● **The task**:
Reproduce the records that follow without alteration, apart from removing the pictures.

Items from a data source:
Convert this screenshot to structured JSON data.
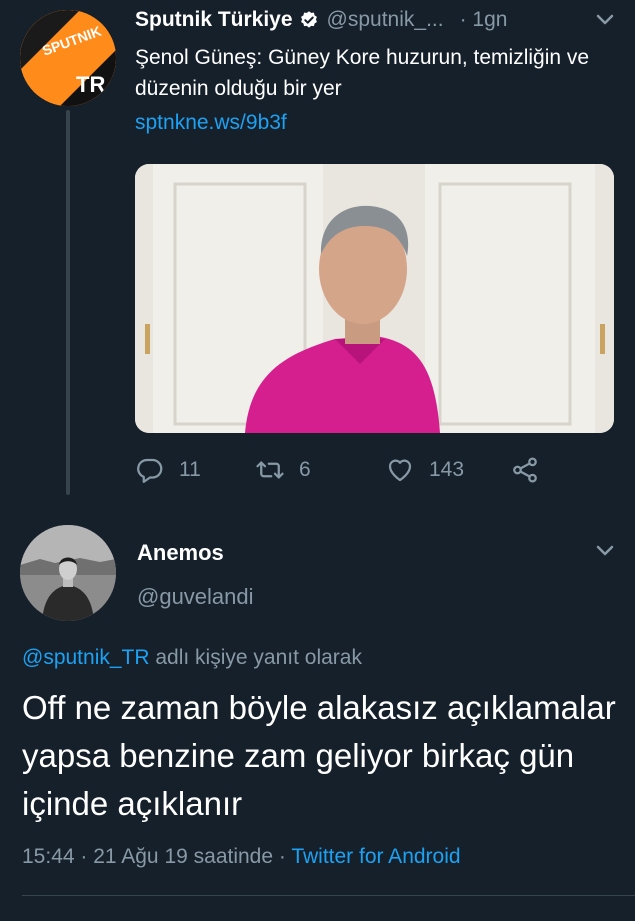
{
  "tweet1": {
    "avatar_text_top": "SPUTNIK",
    "avatar_text_bottom": "TR",
    "name": "Sputnik Türkiye",
    "handle": "@sputnik_...",
    "time": "· 1gn",
    "text": "Şenol Güneş: Güney Kore huzurun, temizliğin ve düzenin olduğu bir yer",
    "link": "sptnkne.ws/9b3f",
    "counts": {
      "reply": "11",
      "retweet": "6",
      "like": "143"
    }
  },
  "tweet2": {
    "name": "Anemos",
    "handle": "@guvelandi",
    "reply_mention": "@sputnik_TR",
    "reply_suffix": " adlı kişiye yanıt olarak",
    "text": "Off ne zaman böyle alakasız açıklamalar yapsa benzine zam geliyor birkaç gün içinde açıklanır",
    "timestamp": "15:44 · 21 Ağu 19 saatinde · ",
    "source": "Twitter for Android"
  },
  "icons": {
    "verified": "verified-badge-icon",
    "chevron": "chevron-down-icon",
    "reply": "reply-icon",
    "retweet": "retweet-icon",
    "like": "heart-icon",
    "share": "share-icon"
  },
  "colors": {
    "background": "#15202b",
    "text_primary": "#ffffff",
    "text_secondary": "#8899a6",
    "accent": "#1da1f2",
    "sputnik_orange": "#ff8c1a",
    "divider": "#38444d"
  }
}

● **Output below**:
Convert this screenshot to structured JSON data.
{
  "tweet1": {
    "avatar_text_top": "SPUTNIK",
    "avatar_text_bottom": "TR",
    "name": "Sputnik Türkiye",
    "handle": "@sputnik_...",
    "time": "· 1gn",
    "text": "Şenol Güneş: Güney Kore huzurun, temizliğin ve düzenin olduğu bir yer",
    "link": "sptnkne.ws/9b3f",
    "counts": {
      "reply": "11",
      "retweet": "6",
      "like": "143"
    }
  },
  "tweet2": {
    "name": "Anemos",
    "handle": "@guvelandi",
    "reply_mention": "@sputnik_TR",
    "reply_suffix": " adlı kişiye yanıt olarak",
    "text": "Off ne zaman böyle alakasız açıklamalar yapsa benzine zam geliyor birkaç gün içinde açıklanır",
    "timestamp": "15:44 · 21 Ağu 19 saatinde · ",
    "source": "Twitter for Android"
  },
  "icons": {
    "verified": "verified-badge-icon",
    "chevron": "chevron-down-icon",
    "reply": "reply-icon",
    "retweet": "retweet-icon",
    "like": "heart-icon",
    "share": "share-icon"
  },
  "colors": {
    "background": "#15202b",
    "text_primary": "#ffffff",
    "text_secondary": "#8899a6",
    "accent": "#1da1f2",
    "sputnik_orange": "#ff8c1a",
    "divider": "#38444d"
  }
}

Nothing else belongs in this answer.